The next morning, Camellia was surprised how refreshed she felt. Along with the tea, Maria had given her sandwiches and cake and fruit and had helped her find her night-dress and had supplied her with a warm towel and a tooth mug. Then she'd come back with a hot water bottle. She'd even turned off the bedside light. When Hugh peeped in, half an hour later, Camellia was already asleep. Without Maria, she wouldn't have slept at all.
“Don’t you ever go home?” Camellia asked brightly, looking at her now over her reading spectacles.
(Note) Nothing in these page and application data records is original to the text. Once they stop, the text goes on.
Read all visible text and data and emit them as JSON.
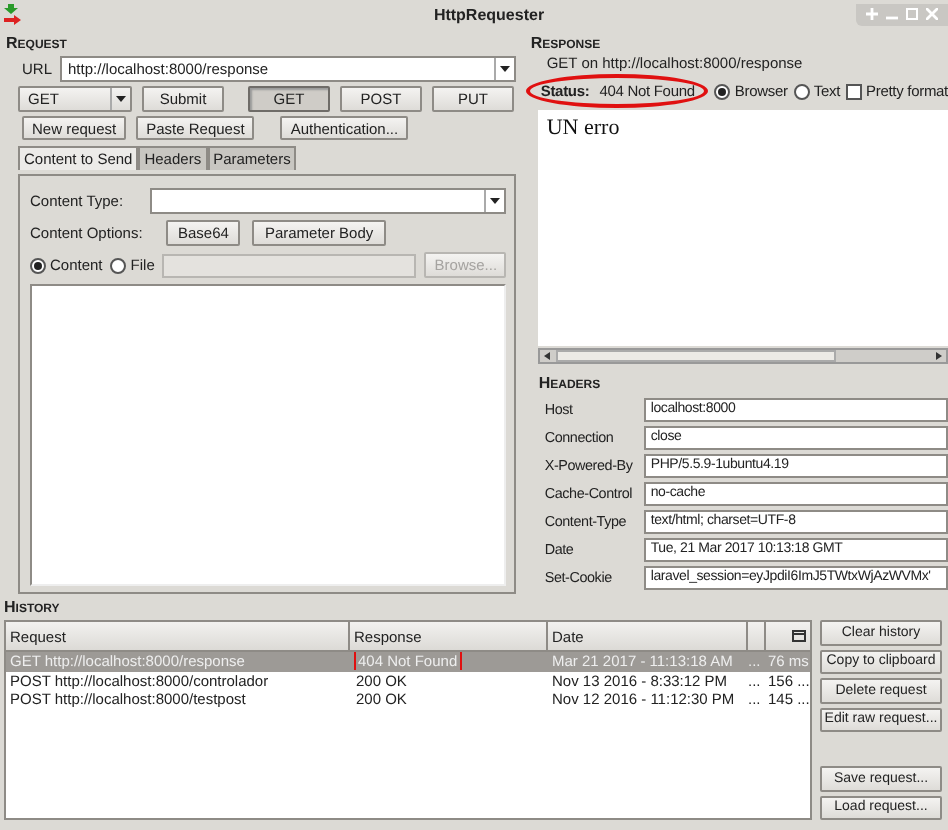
{
  "window": {
    "title": "HttpRequester"
  },
  "request": {
    "heading": "Request",
    "url_label": "URL",
    "url": "http://localhost:8000/response",
    "method": "GET",
    "buttons_row1": [
      {
        "label": "Submit",
        "pressed": false
      },
      {
        "label": "GET",
        "pressed": true
      },
      {
        "label": "POST",
        "pressed": false
      },
      {
        "label": "PUT",
        "pressed": false
      }
    ],
    "buttons_row2": [
      "New request",
      "Paste Request",
      "Authentication..."
    ],
    "tabs": [
      {
        "label": "Content to Send",
        "selected": true
      },
      {
        "label": "Headers",
        "selected": false
      },
      {
        "label": "Parameters",
        "selected": false
      }
    ],
    "content_type_label": "Content Type:",
    "content_options_label": "Content Options:",
    "option_buttons": [
      "Base64",
      "Parameter Body"
    ],
    "source": [
      {
        "label": "Content",
        "selected": true
      },
      {
        "label": "File",
        "selected": false
      }
    ],
    "browse": {
      "label": "Browse...",
      "disabled": true
    }
  },
  "response": {
    "heading": "Response",
    "summary": "GET on http://localhost:8000/response",
    "status_label": "Status:",
    "status": "404 Not Found",
    "status_annotated": true,
    "view": [
      {
        "label": "Browser",
        "selected": true
      },
      {
        "label": "Text",
        "selected": false
      }
    ],
    "pretty_format": {
      "label": "Pretty format",
      "checked": false
    },
    "body": "UN erro"
  },
  "headers": {
    "heading": "Headers",
    "rows": [
      {
        "name": "Host",
        "value": "localhost:8000"
      },
      {
        "name": "Connection",
        "value": "close"
      },
      {
        "name": "X-Powered-By",
        "value": "PHP/5.5.9-1ubuntu4.19"
      },
      {
        "name": "Cache-Control",
        "value": "no-cache"
      },
      {
        "name": "Content-Type",
        "value": "text/html; charset=UTF-8"
      },
      {
        "name": "Date",
        "value": "Tue, 21 Mar 2017 10:13:18 GMT"
      },
      {
        "name": "Set-Cookie",
        "value": "laravel_session=eyJpdiI6ImJ5TWtxWjAzWVMx'"
      }
    ]
  },
  "history": {
    "heading": "History",
    "columns": [
      "Request",
      "Response",
      "Date"
    ],
    "rows": [
      {
        "request": "GET http://localhost:8000/response",
        "response": "404 Not Found",
        "date": "Mar 21 2017 - 11:13:18 AM",
        "column_4": "...",
        "column_5": "76 ms",
        "selected": true,
        "annotated": true
      },
      {
        "request": "POST http://localhost:8000/controlador",
        "response": "200 OK",
        "date": "Nov 13 2016 - 8:33:12 PM",
        "column_4": "...",
        "column_5": "156 ...",
        "selected": false,
        "annotated": false
      },
      {
        "request": "POST http://localhost:8000/testpost",
        "response": "200 OK",
        "date": "Nov 12 2016 - 11:12:30 PM",
        "column_4": "...",
        "column_5": "145 ...",
        "selected": false,
        "annotated": false
      }
    ],
    "buttons": [
      "Clear history",
      "Copy to clipboard",
      "Delete request",
      "Edit raw request..."
    ],
    "file_buttons": [
      "Save request...",
      "Load request..."
    ]
  }
}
It was eight o'clock, the sun was shining through a crack in the curtains and she was sitting up in bed with a 'Who Dunnit' and feeling happier and more rested than she remembered feeling in years. Maria put a cup of tea on the little table beside her.
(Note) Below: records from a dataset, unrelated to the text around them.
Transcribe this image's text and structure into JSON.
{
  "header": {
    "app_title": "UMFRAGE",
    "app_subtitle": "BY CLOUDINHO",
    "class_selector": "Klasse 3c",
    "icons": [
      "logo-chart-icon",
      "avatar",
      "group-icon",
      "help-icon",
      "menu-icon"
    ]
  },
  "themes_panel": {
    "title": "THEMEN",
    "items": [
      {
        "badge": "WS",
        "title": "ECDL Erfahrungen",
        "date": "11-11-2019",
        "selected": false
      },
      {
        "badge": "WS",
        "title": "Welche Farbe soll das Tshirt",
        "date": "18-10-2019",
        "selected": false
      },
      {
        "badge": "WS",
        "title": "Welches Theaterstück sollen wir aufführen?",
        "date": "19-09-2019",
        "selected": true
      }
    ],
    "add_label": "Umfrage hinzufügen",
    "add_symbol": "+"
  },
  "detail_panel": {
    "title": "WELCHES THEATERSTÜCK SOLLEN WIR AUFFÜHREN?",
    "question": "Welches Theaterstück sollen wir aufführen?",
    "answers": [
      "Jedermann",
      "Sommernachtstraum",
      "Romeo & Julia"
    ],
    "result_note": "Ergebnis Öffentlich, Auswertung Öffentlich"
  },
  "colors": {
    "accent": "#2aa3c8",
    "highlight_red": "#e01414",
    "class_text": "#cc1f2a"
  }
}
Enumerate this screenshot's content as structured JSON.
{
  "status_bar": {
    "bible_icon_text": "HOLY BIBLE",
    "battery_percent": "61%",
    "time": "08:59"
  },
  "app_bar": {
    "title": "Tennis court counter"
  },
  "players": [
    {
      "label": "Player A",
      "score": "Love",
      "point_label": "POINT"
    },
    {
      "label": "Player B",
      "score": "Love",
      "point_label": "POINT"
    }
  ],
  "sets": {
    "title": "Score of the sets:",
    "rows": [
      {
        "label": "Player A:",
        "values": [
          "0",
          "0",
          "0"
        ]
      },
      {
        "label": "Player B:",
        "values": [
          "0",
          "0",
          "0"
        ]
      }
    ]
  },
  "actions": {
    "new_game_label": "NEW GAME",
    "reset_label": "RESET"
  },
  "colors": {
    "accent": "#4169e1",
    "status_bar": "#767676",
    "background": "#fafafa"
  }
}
“I’ve been at home most of the night,” she said, smiling.
"I'm usually up too by now," said Camellia, feeling guilty because Maria was working and she wasn't.
"We've got animals." She knew the maid was busy and didn't want to stop but she was keen to let her know she wasn't lazy. It was awkward, sitting up in bed like this while someone else brought things. "Cows and sheep - and we used to have hens. Then there's wood to be chopped and scones to be baked."
"Breakfast is at nine," said Maria, beginning to move towards her trolley.
"Oh," said Camellia. "Have you seen my husband?"
"He was here last night. He sat with you for a bit, then I suggested he got an early night himself. You were both tired after your journey."
"We were," said Camellia, feeling she'd missed out on something. "Will I be seeing more of you, through the day?"
"Oh yes! Lots. I start with tea and end with cocoa."
"Twelve hours," said Maria, grimacing. "Cocoa's at seven, then I go."
“I’m sorry.” When she apologised, she wrinkled her nose. “But I need to get round everyone before the night staff come in. They wash up the mugs for me, then they doze in front of the telly most of the night. They've nearly all got day-jobs . . . they’re only here for emergencies - or a fire. So . . . ”
Maria moved further towards the door.
“Well!” said Camellia, in a huff, not sure whether she was more cross that she'd have to drink her cocoa at seven or that the night-staff spent their time watching television.
Maria looked at her thoughtfully.
"They don’t get paid enough you know."
"I'll get a kettle," said Camellia. "That way, they can watch television without worrying about us and Hugh and I will make tea for ourselves when we want it. I'm not going to bed at seven."
Maria leant on the trolley and shook her head.
“You might scald yourself.”
“Well!” Camellia exclaimed crossly. But she knew it wasn't Maria's fault and she didn't want to say anything too angry or hurtful. "I told Mrs Bendicks I was Lady Hamilton.”
"Did you?" Maria nodded. "I expect that'll do. See you later." She shut the door and set off down the corridor with the trolley, tea cups clinking against saucers. Camellia heard cheerful 'Good Morning!'s and fragments of indistinct conversation as the bedroom doors opened and Maria went in to visit each resident in turn.
To continue - Thirty-Nine
For the Post Before This - Thirty-Seven